Saved entries:
* * * *
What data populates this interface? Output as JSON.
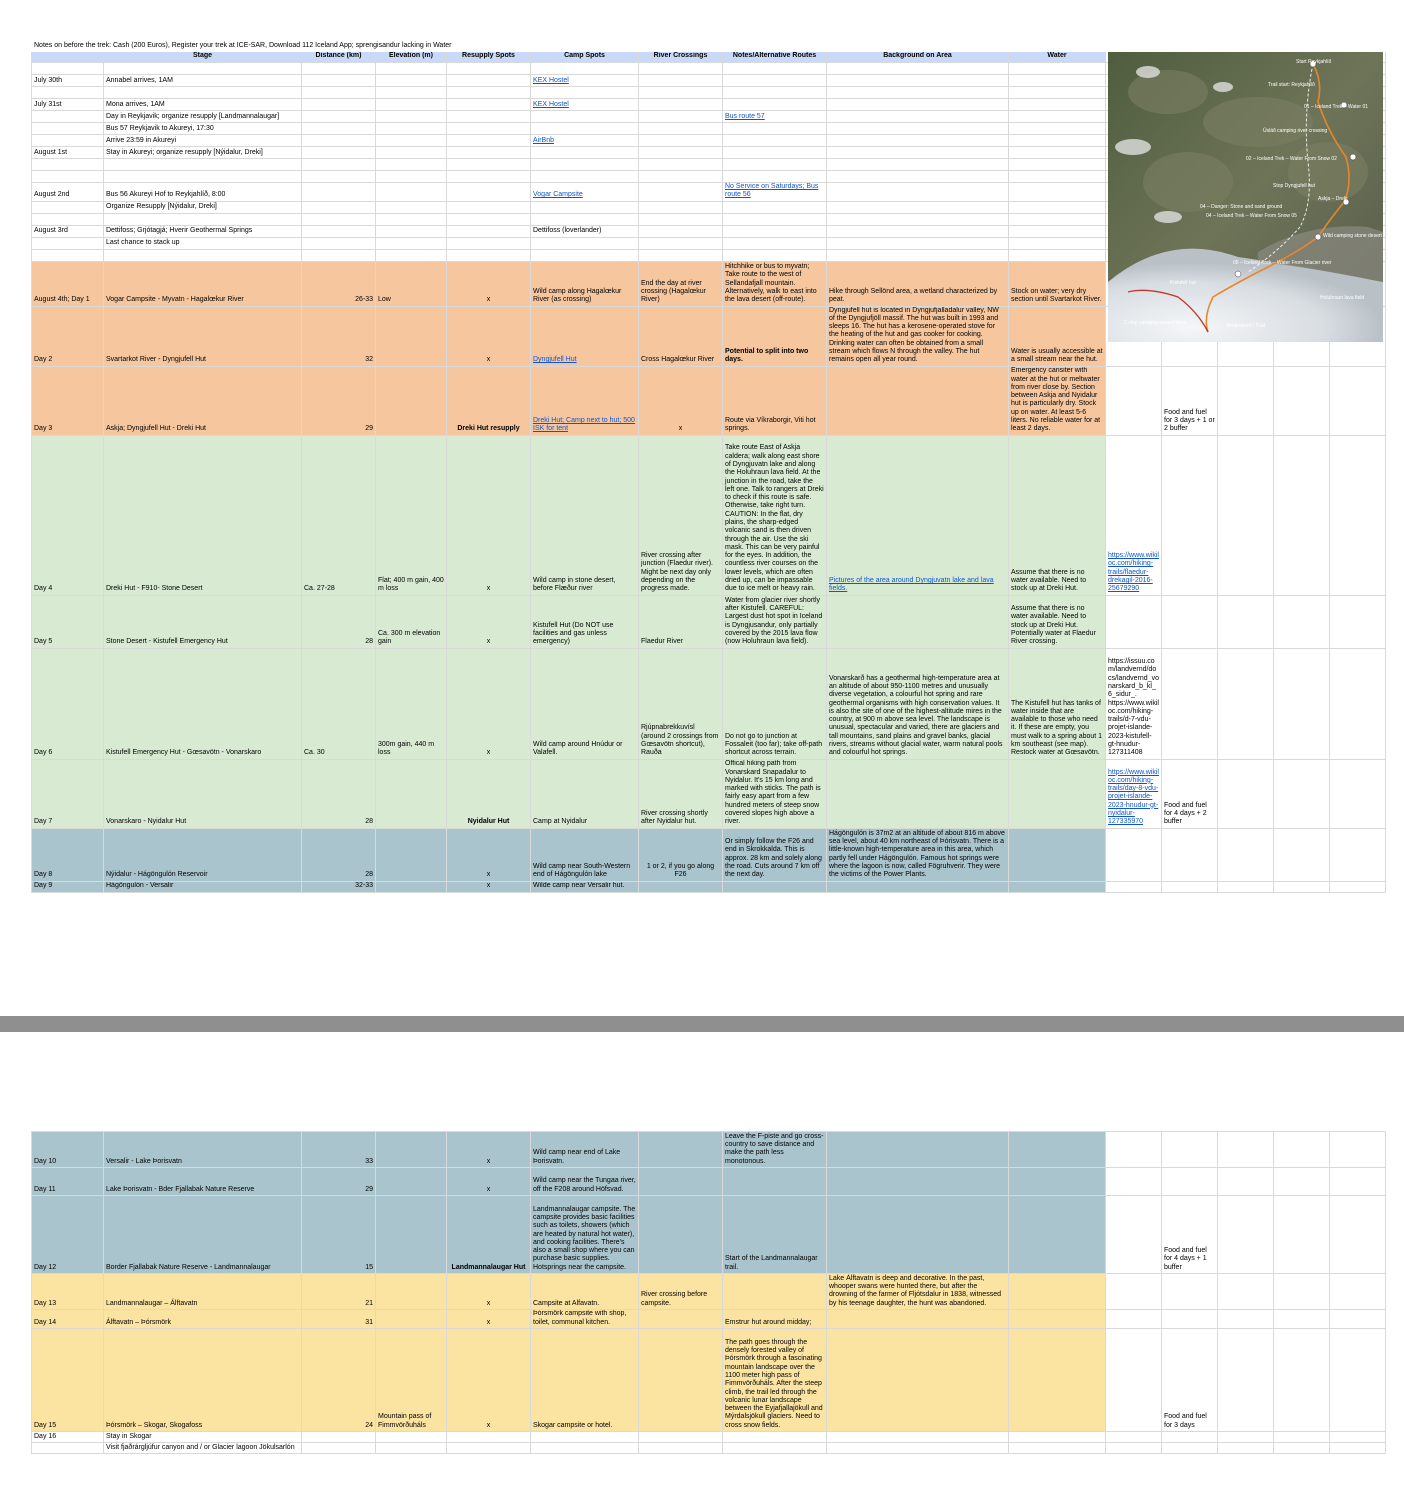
{
  "notes": "Notes on before the trek: Cash (200 Euros), Register your trek at ICE-SAR, Download 112 Iceland App; sprengisandur lacking in Water",
  "headers": [
    "",
    "Stage",
    "Distance (km)",
    "Elevation (m)",
    "Resupply Spots",
    "Camp Spots",
    "River Crossings",
    "Notes/Alternative Routes",
    "Background on Area",
    "Water"
  ],
  "pre": {
    "r1": {
      "date": "July 30th",
      "stage": "Annabel arrives, 1AM",
      "camp": "KEX Hostel"
    },
    "r2": {
      "date": "July 31st",
      "stage": "Mona arrives, 1AM",
      "camp": "KEX Hostel"
    },
    "r3": {
      "stage": "Day in Reykjavik; organize resupply [Landmannalaugar]",
      "notes": "Bus route 57"
    },
    "r4": {
      "stage": "Bus 57 Reykjavik to Akureyi, 17:30"
    },
    "r5": {
      "stage": "Arrive 23:59 in Akureyi",
      "camp": "AirBnb"
    },
    "r6": {
      "date": "August 1st",
      "stage": "Stay in Akureyi; organize resupply [Nýidalur, Dreki]"
    },
    "r7": {
      "date": "August 2nd",
      "stage": "Bus 56 Akureyi Hof to Reykjahlíð, 8:00",
      "camp": "Vogar Campsite",
      "notes": "No Service on Saturdays; Bus route 56"
    },
    "r8": {
      "stage": "Organize Resupply  [Nýidalur, Dreki]"
    },
    "r9": {
      "date": "August 3rd",
      "stage": "Dettifoss; Grjótagjá; Hverir Geothermal Springs",
      "camp": "Dettifoss (loverlander)"
    },
    "r10": {
      "stage": "Last chance to stack up"
    }
  },
  "days": {
    "d1": {
      "date": "August 4th; Day 1",
      "stage": "Vogar Campsite - Myvatn - Hagalœkur River",
      "dist": "26-33",
      "elev": "Low",
      "res": "x",
      "camp": "Wild camp along Hagalœkur River (as crossing)",
      "river": "End the day at river crossing (Hagalœkur River)",
      "notes": "Hitchhike or bus to myvatn; Take route to the west of Sellandafjall mountain. Alternatively, walk to east into the lava desert (off-route).",
      "bg": "Hike through Sellönd area, a wetland characterized by peat.",
      "water": "Stock on water; very dry section until Svartarkot River."
    },
    "d2": {
      "date": "Day 2",
      "stage": "Svartarkot River - Dyngjufell Hut",
      "dist": "32",
      "res": "x",
      "camp": "Dyngjufell Hut",
      "river": "Cross Hagalœkur River",
      "notes": "Potential to split into two days.",
      "bg": "Dyngjufell hut is located in Dyngjufjalladalur valley, NW of the Dyngjufjöll massif. The hut was built in 1993 and sleeps 16. The hut has a kerosene-operated stove for the heating of the hut and gas cooker for cooking. Drinking water can often be obtained from a small stream which flows N through the valley. The hut remains open all year round.",
      "water": "Water is usually accessible at a small stream near the hut."
    },
    "d3": {
      "date": "Day 3",
      "stage": "Askja; Dyngjufell Hut - Dreki Hut",
      "dist": "29",
      "res": "Dreki Hut resupply",
      "camp": "Dreki Hut; Camp next to hut; 500 ISK for tent",
      "river": "x",
      "notes": "Route via Víkraborgir, Viti hot springs.",
      "water": "Emergency cansiter with water at the hut or meltwater from river close by. Section between Askja and Nyidalur hut is particularly dry. Stock up on water. At least 5-6 liters. No reliable water for at least 2 days.",
      "food": "Food and fuel for 3 days + 1 or 2 buffer"
    },
    "d4": {
      "date": "Day 4",
      "stage": "Dreki Hut - F910- Stone Desert",
      "dist": "Ca. 27-28",
      "elev": "Flat; 400 m gain, 400 m loss",
      "res": "x",
      "camp": "Wild camp in stone desert, before Flæður river",
      "river": "River crossing after junction (Flaedur river). Might be next day only depending on the progress made.",
      "notes": "Take route East of Askja caldera; walk along east shore of Dyngjuvatn lake and along the Holuhraun lava field. At the junction in the road, take the left one. Talk to rangers at Dreki to check if this route is safe. Otherwise, take right turn. CAUTION: In the flat, dry plains, the sharp-edged volcanic sand is then driven through the air. Use the ski mask. This can be very painful for the eyes. In addition, the countless river courses on the lower levels, which are often dried up, can be impassable due to ice melt or heavy rain.",
      "bg": "Pictures of the area around Dyngjuvatn lake and lava fields.",
      "water": "Assume that there is no water available. Need to stock up at Dreki Hut.",
      "link": "https://www.wikiloc.com/hiking-trails/flaedur-drekagil-2016-25679290"
    },
    "d5": {
      "date": "Day 5",
      "stage": "Stone Desert - Kistufell Emergency Hut",
      "dist": "28",
      "elev": "Ca. 300 m elevation gain",
      "res": "x",
      "camp": "Kistufell Hut (Do NOT use facilities and gas unless emergency)",
      "river": "Flaedur River",
      "notes": "Water from glacier river shortly after Kistufell. CAREFUL: Largest dust hot spot in Iceland is Dyngjusandur, only partially covered by the 2015 lava flow (now Holuhraun lava field).",
      "water": "Assume that there is no water available. Need to stock up at Dreki Hut. Potentially water at Flaedur River crossing."
    },
    "d6": {
      "date": "Day 6",
      "stage": "Kistufell Emergency Hut - Gœsavötn - Vonarskaro",
      "dist": "Ca. 30",
      "elev": "300m gain, 440 m loss",
      "res": "x",
      "camp": "Wild camp around Hnúdur or Valafell.",
      "river": "Rjúpnabrekkuvísl (around 2 crossings from Gœsavötn shortcut), Rauða",
      "notes": "Do not go to junction at Fossaleit (too far); take off-path shortcut across terrain.",
      "bg": "Vonarskarð has a geothermal high-temperature area at an altitude of about 950-1100 metres and unusually diverse vegetation, a colourful hot spring and rare geothermal organisms with high conservation values. It is also the site of one of the highest-altitude mires in the country, at 900 m above sea level. The landscape is unusual, spectacular and varied, there are glaciers and tall mountains, sand plains and gravel banks, glacial rivers, streams without glacial water, warm natural pools and colourful hot springs.",
      "water": "The Kistufell hut has tanks of water inside that are available to those who need it. If these are empty, you must walk to a spring about 1 km southeast (see map). Restock water at Gœsavötn.",
      "link": "https://issuu.com/landvernd/docs/landvernd_vonarskard_b_kl_6_sidur_. https://www.wikiloc.com/hiking-trails/d-7-vdu-projet-islande-2023-kistufell-gt-hnudur-127311408"
    },
    "d7": {
      "date": "Day 7",
      "stage": "Vonarskaro - Nyidalur Hut",
      "dist": "28",
      "res": "Nyidalur Hut",
      "camp": "Camp at Nyidalur",
      "river": "River crossing shortly after Nyidalur hut.",
      "notes": "Offical hiking path from Vonarskard Snapadalur to Nyidalur. It's 15 km long and marked with sticks. The path is fairly easy apart from a few hundred meters of steep snow covered slopes high above a river.",
      "link": "https://www.wikiloc.com/hiking-trails/day-8-vdu-projet-islande-2023-hnudur-gt-nyidalur-127335970",
      "food": "Food and fuel for 4 days + 2 buffer"
    },
    "d8": {
      "date": "Day 8",
      "stage": "Nýidalur - Hágöngulón Reservoir",
      "dist": "28",
      "res": "x",
      "camp": "Wild camp near South-Western end of Hágöngulón lake",
      "river": "1 or 2, if you go along F26",
      "notes": "Or simply follow the F26 and end in Skrokkalda. This is approx. 28 km and solely along the road.  Cuts around 7 km off the next day.",
      "bg": "Hágöngulón is 37m2 at an altitude of about 816 m above sea level, about 40 km northeast of Þórisvatn. There is a little-known high-temperature area in this area, which partly fell under Hágöngulón. Famous hot springs were where the lagoon is now, called Fögruhverir. They were the victims of the Power Plants."
    },
    "d9": {
      "date": "Day 9",
      "stage": "Hágöngulón - Versalir",
      "dist": "32-33",
      "res": "x",
      "camp": "Wilde camp near Versalir hut."
    },
    "d10": {
      "date": "Day 10",
      "stage": "Versalir - Lake Þorisvatn",
      "dist": "33",
      "res": "x",
      "camp": "Wild camp near end of Lake Þorisvatn.",
      "notes": "Leave the F-piste and go cross-country to save distance and make the path less monotonous."
    },
    "d11": {
      "date": "Day 11",
      "stage": "Lake Þorisvatn - Bder Fjallabak Nature Reserve",
      "dist": "29",
      "res": "x",
      "camp": "Wild camp near the Tungaa river, off the F208 around Höfsvad."
    },
    "d12": {
      "date": "Day 12",
      "stage": "Border Fjallabak Nature Reserve - Landmannalaugar",
      "dist": "15",
      "res": "Landmannalaugar Hut",
      "camp": "Landmannalaugar campsite. The campsite provides basic facilities such as toilets, showers (which are heated by natural hot water), and cooking facilities. There's also a small shop where you can purchase basic supplies. Hotsprings near the campsite.",
      "notes": "Start of the Landmannalaugar trail.",
      "food": "Food and fuel for 4 days + 1 buffer"
    },
    "d13": {
      "date": "Day 13",
      "stage": "Landmannalaugar – Álftavatn",
      "dist": "21",
      "res": "x",
      "camp": "Campsite at Alfavatn.",
      "river": "River crossing before campsite.",
      "bg": "Lake Álftavatn is deep and decorative. In the past, whooper swans were hunted there, but after the drowning of the farmer of Fljótsdalur in 1838, witnessed by his teenage daughter, the hunt was abandoned."
    },
    "d14": {
      "date": "Day 14",
      "stage": "Álftavatn – Þórsmörk",
      "dist": "31",
      "res": "x",
      "camp": "Þórsmörk campsite with shop, toilet, communal kitchen.",
      "notes": "Emstrur hut around midday;"
    },
    "d15": {
      "date": "Day 15",
      "stage": "Þórsmörk – Skogar, Skogafoss",
      "dist": "24",
      "elev": "Mountain pass of Fimmvörðuháls",
      "res": "x",
      "camp": "Skogar campsite or hotel.",
      "notes": "The path goes through the densely forested valley of Þórsmörk through a fascinating mountain landscape over the 1100 meter high pass of Fimmvörðuháls. After the steep climb, the trail led through the volcanic lunar landscape between the Eyjafjallajökull and Mýrdalsjökull glaciers. Need to cross snow fields.",
      "food": "Food and fuel for 3 days"
    },
    "d16": {
      "date": "Day 16",
      "stage": "Stay in Skogar"
    },
    "d17": {
      "stage": "Visit  fjaðrárgljúfur canyon and / or Glacier lagoon Jökulsarlón"
    }
  },
  "map": {
    "labels": [
      "Start Reykjahlíð",
      "Trail start: Reykjahlíð",
      "01 – Iceland Trek – Water 01",
      "Úsláð camping river crossing",
      "02 – Iceland Trek – Water From Snow 02",
      "Stop Dyngjufell hut",
      "Askja – Dreki",
      "04 – Danger: Stone and sand ground",
      "04 – Iceland Trek – Water From Snow 05",
      "Wild camping stone desert",
      "05 – Iceland Trek – Water From Glacier river",
      "Holuhraun lava field",
      "Kistufell hut",
      "2 stop camping around here",
      "Vonarskarð / Trail"
    ],
    "colors": {
      "route": "#e8872a",
      "path": "#ffffff",
      "glacier": "#e9edf0",
      "terrain": "#5d6a4a"
    }
  },
  "colors": {
    "header": "#c9daf8",
    "orange": "#f6c79f",
    "green": "#d9ead3",
    "blue": "#a9c4cc",
    "yellow": "#fbe3a2",
    "link": "#1155cc"
  }
}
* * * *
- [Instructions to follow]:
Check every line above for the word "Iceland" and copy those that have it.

- [Expected answer]:
  "notes": "Notes on before the trek: Cash (200 Euros), Register your trek at ICE-SAR, Download 112 Iceland App; sprengisandur lacking in Water",
      "notes": "Water from glacier river shortly after Kistufell. CAREFUL: Largest dust hot spot in Iceland is Dyngjusandur, only partially covered by the 2015 lava flow (now Holuhraun lava field).",
      "01 – Iceland Trek – Water 01",
      "02 – Iceland Trek – Water From Snow 02",
      "04 – Iceland Trek – Water From Snow 05",
      "05 – Iceland Trek – Water From Glacier river",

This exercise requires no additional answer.